For this exercise, write out every entry exactly and leave the pictures out.
----- Data records
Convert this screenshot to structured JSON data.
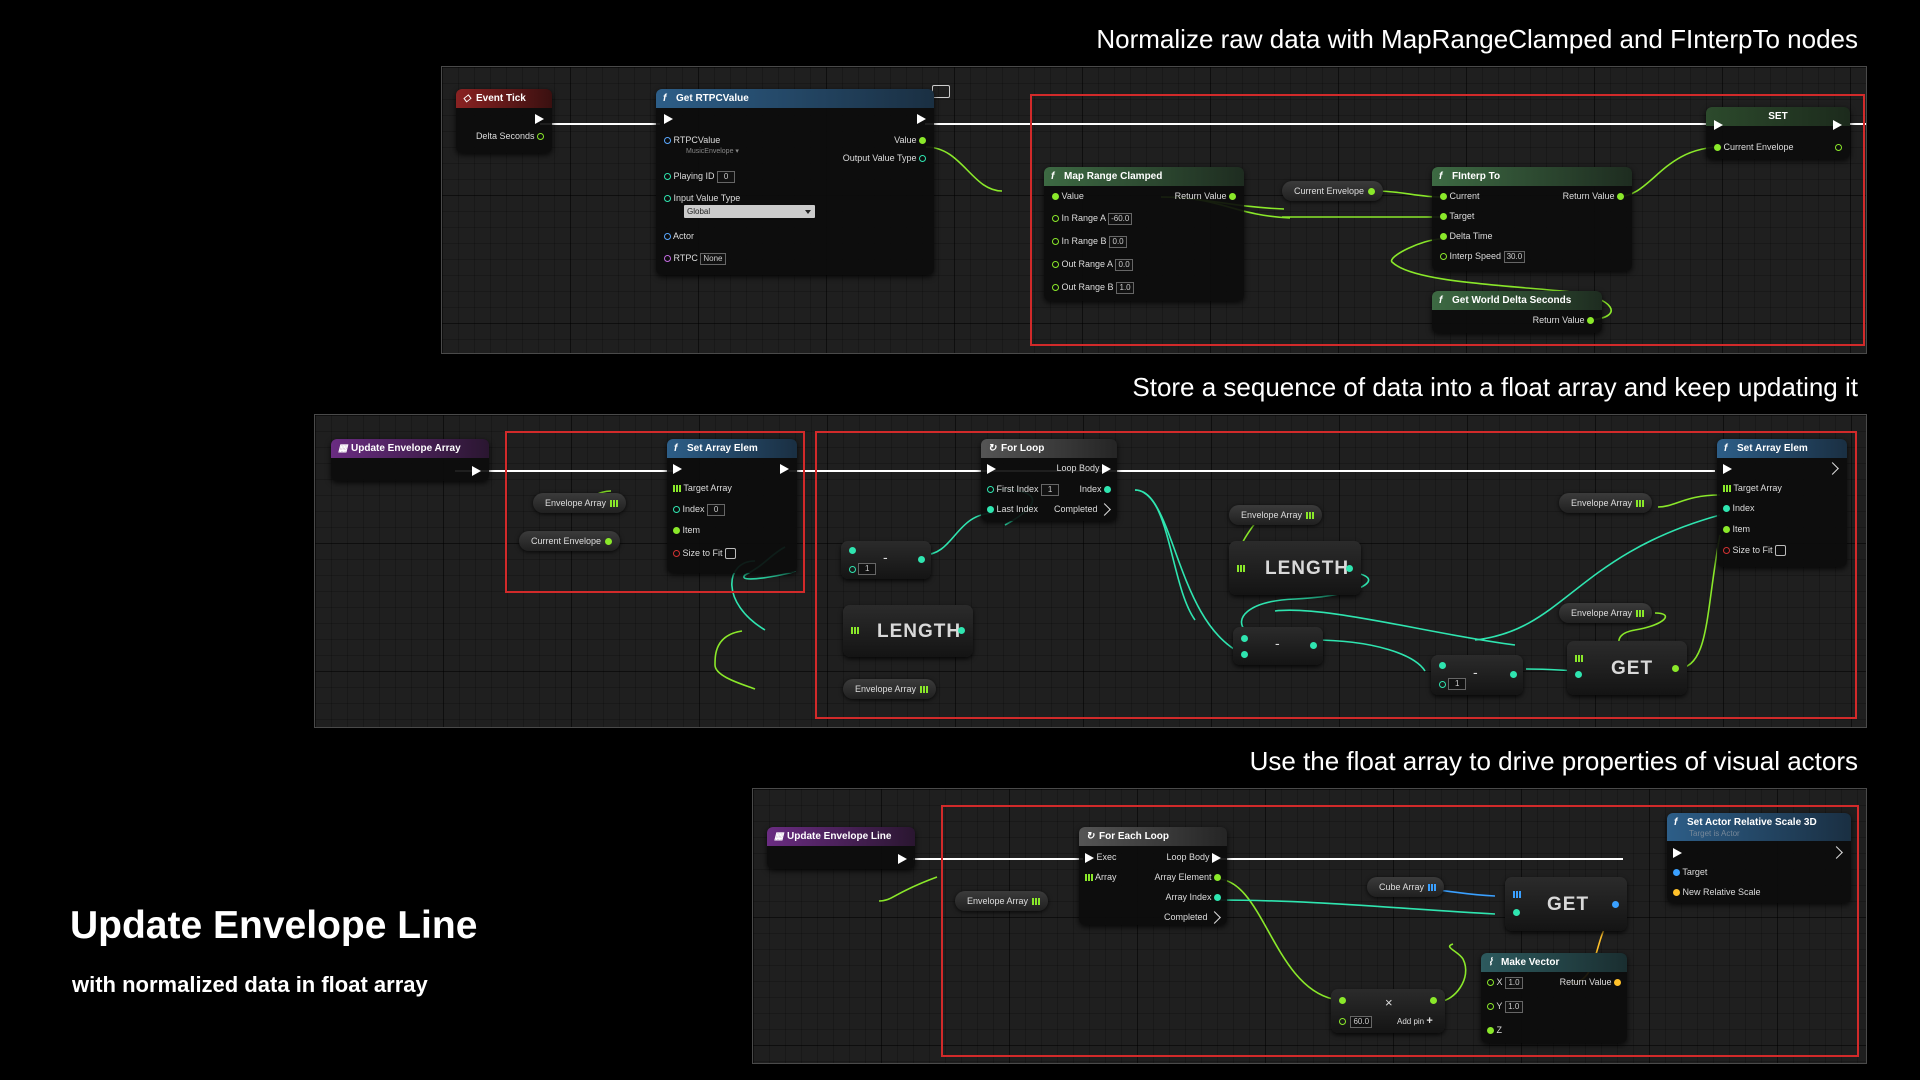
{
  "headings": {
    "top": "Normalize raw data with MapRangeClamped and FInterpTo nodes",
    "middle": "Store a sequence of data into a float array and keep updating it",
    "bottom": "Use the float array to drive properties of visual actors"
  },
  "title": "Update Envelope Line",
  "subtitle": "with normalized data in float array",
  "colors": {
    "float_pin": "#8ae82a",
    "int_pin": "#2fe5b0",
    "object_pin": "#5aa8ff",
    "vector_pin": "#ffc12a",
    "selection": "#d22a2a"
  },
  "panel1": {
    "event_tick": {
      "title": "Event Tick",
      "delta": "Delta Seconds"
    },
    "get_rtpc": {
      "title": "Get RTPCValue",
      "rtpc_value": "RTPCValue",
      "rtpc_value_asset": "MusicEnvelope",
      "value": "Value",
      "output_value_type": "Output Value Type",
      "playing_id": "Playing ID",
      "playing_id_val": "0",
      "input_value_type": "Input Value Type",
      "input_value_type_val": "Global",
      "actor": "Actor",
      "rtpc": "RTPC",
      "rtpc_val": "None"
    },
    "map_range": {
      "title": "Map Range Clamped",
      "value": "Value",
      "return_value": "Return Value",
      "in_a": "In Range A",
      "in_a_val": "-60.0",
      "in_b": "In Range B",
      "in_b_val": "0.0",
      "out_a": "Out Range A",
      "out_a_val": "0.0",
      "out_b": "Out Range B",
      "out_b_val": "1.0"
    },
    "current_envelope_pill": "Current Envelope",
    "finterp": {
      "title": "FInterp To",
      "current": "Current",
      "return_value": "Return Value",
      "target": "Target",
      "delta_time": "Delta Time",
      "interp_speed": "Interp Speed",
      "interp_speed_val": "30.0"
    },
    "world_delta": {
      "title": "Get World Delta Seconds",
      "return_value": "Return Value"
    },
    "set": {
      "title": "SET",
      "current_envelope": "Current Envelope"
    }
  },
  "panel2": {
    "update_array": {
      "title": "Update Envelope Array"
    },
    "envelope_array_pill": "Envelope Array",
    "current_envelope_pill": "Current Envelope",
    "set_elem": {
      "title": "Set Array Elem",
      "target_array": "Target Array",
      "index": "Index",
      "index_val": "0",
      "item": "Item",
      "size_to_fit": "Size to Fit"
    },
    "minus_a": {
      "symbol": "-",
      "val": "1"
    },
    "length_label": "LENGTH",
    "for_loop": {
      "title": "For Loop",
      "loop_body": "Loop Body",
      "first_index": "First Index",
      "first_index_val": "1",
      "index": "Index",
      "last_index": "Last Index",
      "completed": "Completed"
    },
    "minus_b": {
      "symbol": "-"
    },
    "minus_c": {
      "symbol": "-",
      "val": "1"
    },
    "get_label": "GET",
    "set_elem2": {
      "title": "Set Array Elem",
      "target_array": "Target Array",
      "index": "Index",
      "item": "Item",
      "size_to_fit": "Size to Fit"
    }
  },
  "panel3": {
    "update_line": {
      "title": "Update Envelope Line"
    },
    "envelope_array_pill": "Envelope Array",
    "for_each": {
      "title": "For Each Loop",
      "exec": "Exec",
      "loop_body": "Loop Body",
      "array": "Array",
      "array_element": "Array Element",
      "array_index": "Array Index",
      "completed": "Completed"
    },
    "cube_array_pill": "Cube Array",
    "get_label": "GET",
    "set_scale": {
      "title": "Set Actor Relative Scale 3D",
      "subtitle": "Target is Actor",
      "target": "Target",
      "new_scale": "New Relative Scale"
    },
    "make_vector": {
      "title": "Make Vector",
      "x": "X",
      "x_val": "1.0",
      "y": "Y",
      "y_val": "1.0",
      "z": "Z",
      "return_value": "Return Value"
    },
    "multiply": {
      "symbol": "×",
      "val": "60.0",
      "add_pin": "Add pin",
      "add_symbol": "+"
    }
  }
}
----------
§ **Response to the task**:
Convert this screenshot to structured JSON data.
{
  "headings": {
    "top": "Normalize raw data with MapRangeClamped and FInterpTo nodes",
    "middle": "Store a sequence of data into a float array and keep updating it",
    "bottom": "Use the float array to drive properties of visual actors"
  },
  "title": "Update Envelope Line",
  "subtitle": "with normalized data in float array",
  "colors": {
    "float_pin": "#8ae82a",
    "int_pin": "#2fe5b0",
    "object_pin": "#5aa8ff",
    "vector_pin": "#ffc12a",
    "selection": "#d22a2a"
  },
  "panel1": {
    "event_tick": {
      "title": "Event Tick",
      "delta": "Delta Seconds"
    },
    "get_rtpc": {
      "title": "Get RTPCValue",
      "rtpc_value": "RTPCValue",
      "rtpc_value_asset": "MusicEnvelope",
      "value": "Value",
      "output_value_type": "Output Value Type",
      "playing_id": "Playing ID",
      "playing_id_val": "0",
      "input_value_type": "Input Value Type",
      "input_value_type_val": "Global",
      "actor": "Actor",
      "rtpc": "RTPC",
      "rtpc_val": "None"
    },
    "map_range": {
      "title": "Map Range Clamped",
      "value": "Value",
      "return_value": "Return Value",
      "in_a": "In Range A",
      "in_a_val": "-60.0",
      "in_b": "In Range B",
      "in_b_val": "0.0",
      "out_a": "Out Range A",
      "out_a_val": "0.0",
      "out_b": "Out Range B",
      "out_b_val": "1.0"
    },
    "current_envelope_pill": "Current Envelope",
    "finterp": {
      "title": "FInterp To",
      "current": "Current",
      "return_value": "Return Value",
      "target": "Target",
      "delta_time": "Delta Time",
      "interp_speed": "Interp Speed",
      "interp_speed_val": "30.0"
    },
    "world_delta": {
      "title": "Get World Delta Seconds",
      "return_value": "Return Value"
    },
    "set": {
      "title": "SET",
      "current_envelope": "Current Envelope"
    }
  },
  "panel2": {
    "update_array": {
      "title": "Update Envelope Array"
    },
    "envelope_array_pill": "Envelope Array",
    "current_envelope_pill": "Current Envelope",
    "set_elem": {
      "title": "Set Array Elem",
      "target_array": "Target Array",
      "index": "Index",
      "index_val": "0",
      "item": "Item",
      "size_to_fit": "Size to Fit"
    },
    "minus_a": {
      "symbol": "-",
      "val": "1"
    },
    "length_label": "LENGTH",
    "for_loop": {
      "title": "For Loop",
      "loop_body": "Loop Body",
      "first_index": "First Index",
      "first_index_val": "1",
      "index": "Index",
      "last_index": "Last Index",
      "completed": "Completed"
    },
    "minus_b": {
      "symbol": "-"
    },
    "minus_c": {
      "symbol": "-",
      "val": "1"
    },
    "get_label": "GET",
    "set_elem2": {
      "title": "Set Array Elem",
      "target_array": "Target Array",
      "index": "Index",
      "item": "Item",
      "size_to_fit": "Size to Fit"
    }
  },
  "panel3": {
    "update_line": {
      "title": "Update Envelope Line"
    },
    "envelope_array_pill": "Envelope Array",
    "for_each": {
      "title": "For Each Loop",
      "exec": "Exec",
      "loop_body": "Loop Body",
      "array": "Array",
      "array_element": "Array Element",
      "array_index": "Array Index",
      "completed": "Completed"
    },
    "cube_array_pill": "Cube Array",
    "get_label": "GET",
    "set_scale": {
      "title": "Set Actor Relative Scale 3D",
      "subtitle": "Target is Actor",
      "target": "Target",
      "new_scale": "New Relative Scale"
    },
    "make_vector": {
      "title": "Make Vector",
      "x": "X",
      "x_val": "1.0",
      "y": "Y",
      "y_val": "1.0",
      "z": "Z",
      "return_value": "Return Value"
    },
    "multiply": {
      "symbol": "×",
      "val": "60.0",
      "add_pin": "Add pin",
      "add_symbol": "+"
    }
  }
}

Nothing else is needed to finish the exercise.